TASK INSTRUCTIONS = Please copy out every line in the entries that includes the word "state".

RECORD EXTRACTS =
════════════════
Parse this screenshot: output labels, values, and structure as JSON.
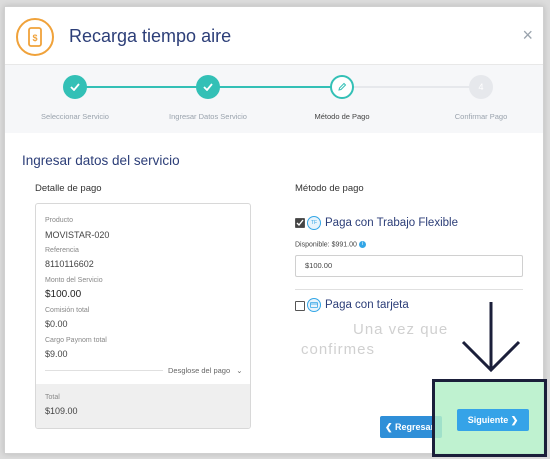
{
  "header": {
    "title": "Recarga tiempo aire",
    "close": "×"
  },
  "steps": [
    {
      "label": "Seleccionar Servicio",
      "state": "done"
    },
    {
      "label": "Ingresar Datos Servicio",
      "state": "done"
    },
    {
      "label": "Método de Pago",
      "state": "active"
    },
    {
      "label": "Confirmar Pago",
      "state": "todo",
      "number": "4"
    }
  ],
  "section_title": "Ingresar datos del servicio",
  "detail": {
    "title": "Detalle de pago",
    "producto_label": "Producto",
    "producto": "MOVISTAR-020",
    "referencia_label": "Referencia",
    "referencia": "8110116602",
    "monto_label": "Monto del Servicio",
    "monto": "$100.00",
    "comision_label": "Comisión total",
    "comision": "$0.00",
    "cargo_label": "Cargo Paynom total",
    "cargo": "$9.00",
    "desglose": "Desglose del pago",
    "total_label": "Total",
    "total": "$109.00"
  },
  "method": {
    "title": "Método de pago",
    "flex_label": "Paga con Trabajo Flexible",
    "flex_icon_text": "TF",
    "flex_checked": true,
    "disponible": "Disponible: $991.00",
    "amount": "$100.00",
    "card_label": "Paga con tarjeta",
    "card_checked": false
  },
  "ghost": {
    "line1": "Una vez que",
    "line2": "confirmes"
  },
  "buttons": {
    "back": "❮ Regresar",
    "next": "Siguiente ❯"
  },
  "colors": {
    "accent": "#33c0b6",
    "primary": "#2f8fd8",
    "title": "#2c3e78",
    "highlight": "#b4f0c8"
  }
}
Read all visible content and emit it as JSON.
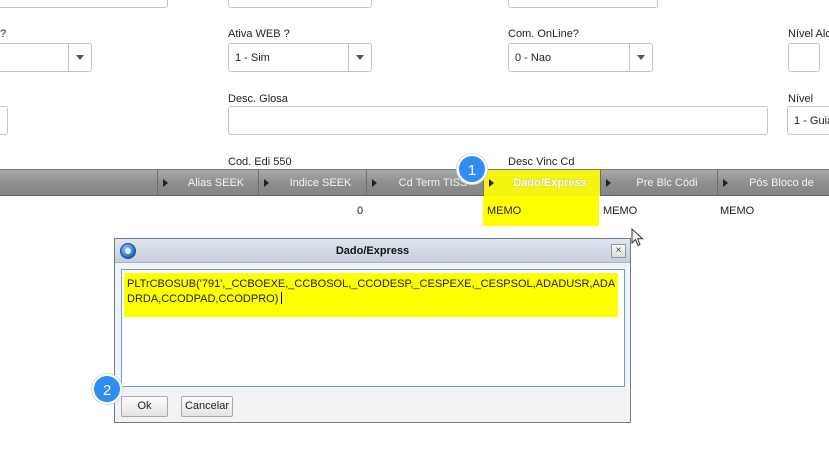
{
  "form": {
    "row1_label_left": "?",
    "ativa_web": {
      "label": "Ativa WEB ?",
      "value": "1 - Sim"
    },
    "com_online": {
      "label": "Com. OnLine?",
      "value": "0 - Nao"
    },
    "nivel_alc": {
      "label": "Nível Alc"
    },
    "desc_glosa": {
      "label": "Desc. Glosa",
      "value": ""
    },
    "nivel": {
      "label": "Nível",
      "value": "1 - Guia"
    },
    "cod_edi": {
      "label": "Cod. Edi 550"
    },
    "desc_vinc": {
      "label": "Desc Vinc Cd"
    }
  },
  "grid": {
    "columns": [
      {
        "label": "Alias SEEK"
      },
      {
        "label": "Indice SEEK"
      },
      {
        "label": "Cd Term TISS"
      },
      {
        "label": "Dado/Express"
      },
      {
        "label": "Pre Blc Códi"
      },
      {
        "label": "Pós Bloco de"
      }
    ],
    "row": [
      "0",
      "MEMO",
      "MEMO",
      "MEMO"
    ]
  },
  "badges": [
    "1",
    "2"
  ],
  "dialog": {
    "title": "Dado/Express",
    "close": "×",
    "content": "PLTrCBOSUB('791',_CCBOEXE,_CCBOSOL,_CCODESP,_CESPEXE,_CESPSOL,ADADUSR,ADADRDA,CCODPAD,CCODPRO)",
    "ok": "Ok",
    "cancel": "Cancelar"
  },
  "colors": {
    "highlight": "#ffff00",
    "badge": "#2f8df2",
    "grid_header": "#8f8f8f"
  }
}
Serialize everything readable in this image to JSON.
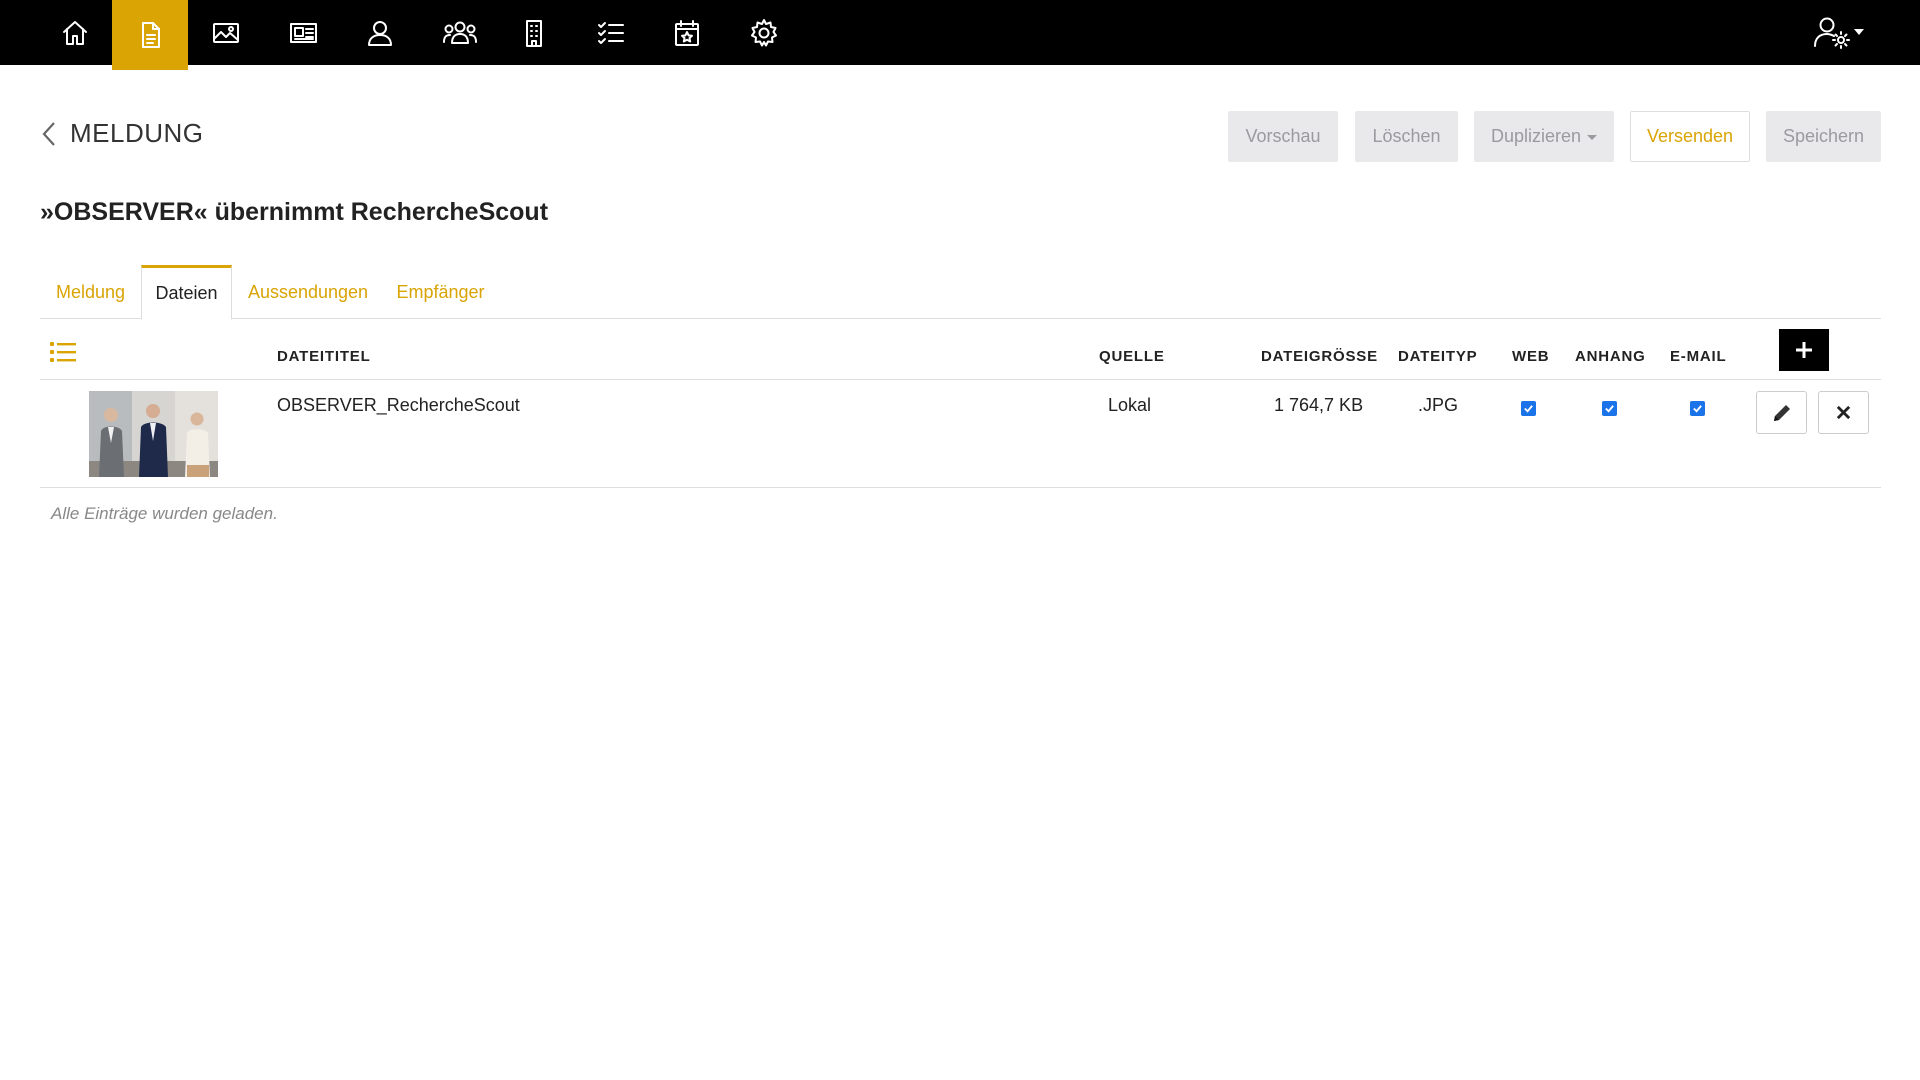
{
  "nav": {
    "items": [
      {
        "icon": "home-icon",
        "label": ""
      },
      {
        "icon": "document-icon",
        "label": "",
        "active": true
      },
      {
        "icon": "image-icon",
        "label": ""
      },
      {
        "icon": "newspaper-icon",
        "label": ""
      },
      {
        "icon": "person-icon",
        "label": ""
      },
      {
        "icon": "group-icon",
        "label": ""
      },
      {
        "icon": "building-icon",
        "label": ""
      },
      {
        "icon": "checklist-icon",
        "label": ""
      },
      {
        "icon": "calendar-star-icon",
        "label": ""
      },
      {
        "icon": "gear-icon",
        "label": ""
      }
    ],
    "user_menu_icon": "user-settings-icon"
  },
  "header": {
    "section": "MELDUNG",
    "title": "»OBSERVER« übernimmt RechercheScout",
    "buttons": {
      "preview": "Vorschau",
      "delete": "Löschen",
      "duplicate": "Duplizieren",
      "send": "Versenden",
      "save": "Speichern"
    }
  },
  "tabs": [
    {
      "label": "Meldung"
    },
    {
      "label": "Dateien",
      "active": true
    },
    {
      "label": "Aussendungen"
    },
    {
      "label": "Empfänger"
    }
  ],
  "table": {
    "columns": {
      "title": "DATEITITEL",
      "source": "QUELLE",
      "size": "DATEIGRÖSSE",
      "type": "DATEITYP",
      "web": "WEB",
      "attachment": "ANHANG",
      "email": "E-MAIL"
    },
    "rows": [
      {
        "title": "OBSERVER_RechercheScout",
        "source": "Lokal",
        "size": "1 764,7 KB",
        "type": ".JPG",
        "web": true,
        "attachment": true,
        "email": true
      }
    ],
    "footer": "Alle Einträge wurden geladen."
  },
  "colors": {
    "accent": "#d9a404",
    "nav_bg": "#000000",
    "checkbox": "#1a73e8"
  }
}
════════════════
SOLUTION FOR THIS TASK =
      "state": "done"
      "state": "done"
      "state": "active"
      "state": "todo",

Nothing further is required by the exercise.